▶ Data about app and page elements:
————
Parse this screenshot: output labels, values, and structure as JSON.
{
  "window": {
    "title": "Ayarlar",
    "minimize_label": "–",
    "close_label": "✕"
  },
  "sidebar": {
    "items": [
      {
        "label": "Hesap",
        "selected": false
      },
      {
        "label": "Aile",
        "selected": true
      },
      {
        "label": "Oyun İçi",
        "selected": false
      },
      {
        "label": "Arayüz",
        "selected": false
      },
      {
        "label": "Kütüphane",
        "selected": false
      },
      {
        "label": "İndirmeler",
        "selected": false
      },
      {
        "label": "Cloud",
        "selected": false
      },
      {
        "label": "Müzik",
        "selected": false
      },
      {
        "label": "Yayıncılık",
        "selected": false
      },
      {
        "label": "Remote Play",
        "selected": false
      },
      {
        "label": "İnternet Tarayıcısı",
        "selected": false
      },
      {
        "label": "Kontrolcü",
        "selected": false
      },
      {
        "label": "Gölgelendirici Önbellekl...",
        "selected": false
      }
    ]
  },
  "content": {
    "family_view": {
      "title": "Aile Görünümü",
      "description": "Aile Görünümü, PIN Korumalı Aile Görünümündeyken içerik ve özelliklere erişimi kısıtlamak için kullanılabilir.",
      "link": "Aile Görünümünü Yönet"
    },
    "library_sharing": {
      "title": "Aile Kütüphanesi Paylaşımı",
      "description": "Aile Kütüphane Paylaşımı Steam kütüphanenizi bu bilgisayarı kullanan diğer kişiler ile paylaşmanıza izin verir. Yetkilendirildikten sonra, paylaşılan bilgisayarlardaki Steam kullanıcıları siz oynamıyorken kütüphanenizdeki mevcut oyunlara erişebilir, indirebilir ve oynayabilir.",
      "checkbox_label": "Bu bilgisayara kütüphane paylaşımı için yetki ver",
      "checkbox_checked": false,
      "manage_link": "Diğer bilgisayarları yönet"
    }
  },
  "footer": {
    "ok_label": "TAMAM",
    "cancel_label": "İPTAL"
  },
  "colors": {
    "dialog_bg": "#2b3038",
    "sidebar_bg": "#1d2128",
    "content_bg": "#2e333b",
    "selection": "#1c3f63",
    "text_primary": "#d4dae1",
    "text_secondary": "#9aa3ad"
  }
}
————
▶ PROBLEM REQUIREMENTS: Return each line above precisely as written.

▶ RESULT FOR THIS TASK:
Parse this screenshot: output labels, values, and structure as JSON.
{
  "window": {
    "title": "Ayarlar",
    "minimize_label": "–",
    "close_label": "✕"
  },
  "sidebar": {
    "items": [
      {
        "label": "Hesap",
        "selected": false
      },
      {
        "label": "Aile",
        "selected": true
      },
      {
        "label": "Oyun İçi",
        "selected": false
      },
      {
        "label": "Arayüz",
        "selected": false
      },
      {
        "label": "Kütüphane",
        "selected": false
      },
      {
        "label": "İndirmeler",
        "selected": false
      },
      {
        "label": "Cloud",
        "selected": false
      },
      {
        "label": "Müzik",
        "selected": false
      },
      {
        "label": "Yayıncılık",
        "selected": false
      },
      {
        "label": "Remote Play",
        "selected": false
      },
      {
        "label": "İnternet Tarayıcısı",
        "selected": false
      },
      {
        "label": "Kontrolcü",
        "selected": false
      },
      {
        "label": "Gölgelendirici Önbellekl...",
        "selected": false
      }
    ]
  },
  "content": {
    "family_view": {
      "title": "Aile Görünümü",
      "description": "Aile Görünümü, PIN Korumalı Aile Görünümündeyken içerik ve özelliklere erişimi kısıtlamak için kullanılabilir.",
      "link": "Aile Görünümünü Yönet"
    },
    "library_sharing": {
      "title": "Aile Kütüphanesi Paylaşımı",
      "description": "Aile Kütüphane Paylaşımı Steam kütüphanenizi bu bilgisayarı kullanan diğer kişiler ile paylaşmanıza izin verir. Yetkilendirildikten sonra, paylaşılan bilgisayarlardaki Steam kullanıcıları siz oynamıyorken kütüphanenizdeki mevcut oyunlara erişebilir, indirebilir ve oynayabilir.",
      "checkbox_label": "Bu bilgisayara kütüphane paylaşımı için yetki ver",
      "checkbox_checked": false,
      "manage_link": "Diğer bilgisayarları yönet"
    }
  },
  "footer": {
    "ok_label": "TAMAM",
    "cancel_label": "İPTAL"
  },
  "colors": {
    "dialog_bg": "#2b3038",
    "sidebar_bg": "#1d2128",
    "content_bg": "#2e333b",
    "selection": "#1c3f63",
    "text_primary": "#d4dae1",
    "text_secondary": "#9aa3ad"
  }
}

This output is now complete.